This consideration by the Court is perhaps demonstrative of the saying by Alfred Wainwright  that “There is no such thing as bad weather, only unsuitable clothing”; The language in the contract may be unhelpful with its presumptive obligation to pay on the part of the shipowner-employer, but with planning and preparation, and a cohesive and convincing case being presented to the Court as to why a condition is not “work related”, the defendant is not powerless when presented with such a claim. Perhaps in Rosete such arguments were made, but the Court was simply not persuaded. It is to be hoped that if the Court has before it sufficient expert evidence, and a well presented legal argument, it would give proper consideration to overturning the presumption of a condition being “work related”. (If there are storm clouds and you walk out the door without your umbrella, expect to get wet.)

2. Was the CBA disability clause applicable ?

The CBA disability clause directed that disability compensation was payable in the event the condition arose from an “accident”. The Supreme Court concluded that Rosete’s eye condition did not arise from any accident and, thus, the CBA disability clause did not apply. It further concluded that if the CBA disability clause did not apply, neither did the CBA disability compensation amounts.

This is a welcome ray of sunshine in an otherwise gloomy forecast as it corrects a “mix and match” approach that has been seen sometimes in the past, whereby there has been an award based upon the reasoning for the payment of disability compensation being drawn from the POEA, with the quantum of that award being taken from the CBA ( which is significantly more in most circumstances ).

3. How do the Courts measure the extent of disability ?

This question is the one that has over recent years caused the greatest frustration for shipowners. It has been illustrated in past Sea Venture articles regarding what is often referred to as the “120 day rule”. There are now a series of Supreme Court decisions which have applied what appears in the Philippine Labor Code in this regard ; that an individual who has been unable to work in his chosen profession for more than 120 days is assessed as being “totally and permanently disabled”.  That such a test does not appear in the POEA SEC is ignored. That the POEA SEC directs that a particular condition warrants a certain grading of disability ( such as loss of sight in one eye giving rise to a grade 7 disability ) is not given any merit. That an individual may be assessed as “fit for duty” on day 121, and so is quite obviously not “totally and permanently disabled”, is considered irrelevant.  It is those contradictions that make the Court’s decisions in this regard so difficult to accept. In Rosete the Supreme Court considered him to have had a disability that lasted more than 120 days that prevented him from returning to sea and so concluded he was “totally and permanently disabled”.

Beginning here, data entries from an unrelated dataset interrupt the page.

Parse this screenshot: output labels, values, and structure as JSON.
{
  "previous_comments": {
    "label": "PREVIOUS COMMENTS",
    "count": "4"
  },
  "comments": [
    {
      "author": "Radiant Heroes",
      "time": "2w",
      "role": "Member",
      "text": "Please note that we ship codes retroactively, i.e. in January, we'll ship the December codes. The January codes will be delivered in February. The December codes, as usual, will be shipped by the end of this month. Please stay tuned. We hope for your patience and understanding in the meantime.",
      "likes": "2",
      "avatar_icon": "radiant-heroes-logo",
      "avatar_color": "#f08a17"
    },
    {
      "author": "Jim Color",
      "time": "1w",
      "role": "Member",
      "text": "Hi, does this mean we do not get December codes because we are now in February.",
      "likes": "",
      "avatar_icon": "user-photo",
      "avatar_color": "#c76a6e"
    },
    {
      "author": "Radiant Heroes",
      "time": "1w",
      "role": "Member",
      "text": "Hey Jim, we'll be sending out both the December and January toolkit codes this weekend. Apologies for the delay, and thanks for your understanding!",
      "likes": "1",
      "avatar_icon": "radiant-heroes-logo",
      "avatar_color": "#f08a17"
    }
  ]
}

This decision should not come as a surprise. It simply confirms several that have gone before it. It is the clap of thunder after the flash of lightning ; we know it’s coming but it still startles us.

Unless and until the Supreme Court reverses itself and decides the Labor Code benefit tests have no part to play in the application of the comprehensive POEA SEC disability compensation entitlements, shipowner-employers must expect such rulings and, as far aspracticable, do what they can before the 120 day deadline expires to achieve recovery of the seafarer to the extent where medical testimony can demonstrate his ability to return to duty.

For Mr Rosete the outcome of the case was that his spontaneously occurring central retinal vein occlusion, which unfortunately left him blind in one eye, was considered justification for the payment by his shipowner employer of the full US$60,000 disability compensation under the POEA SEC terms.


*With thanks to Club correspondents Del Rosario and Del Rosario for bringing this case to our attention

Share this article: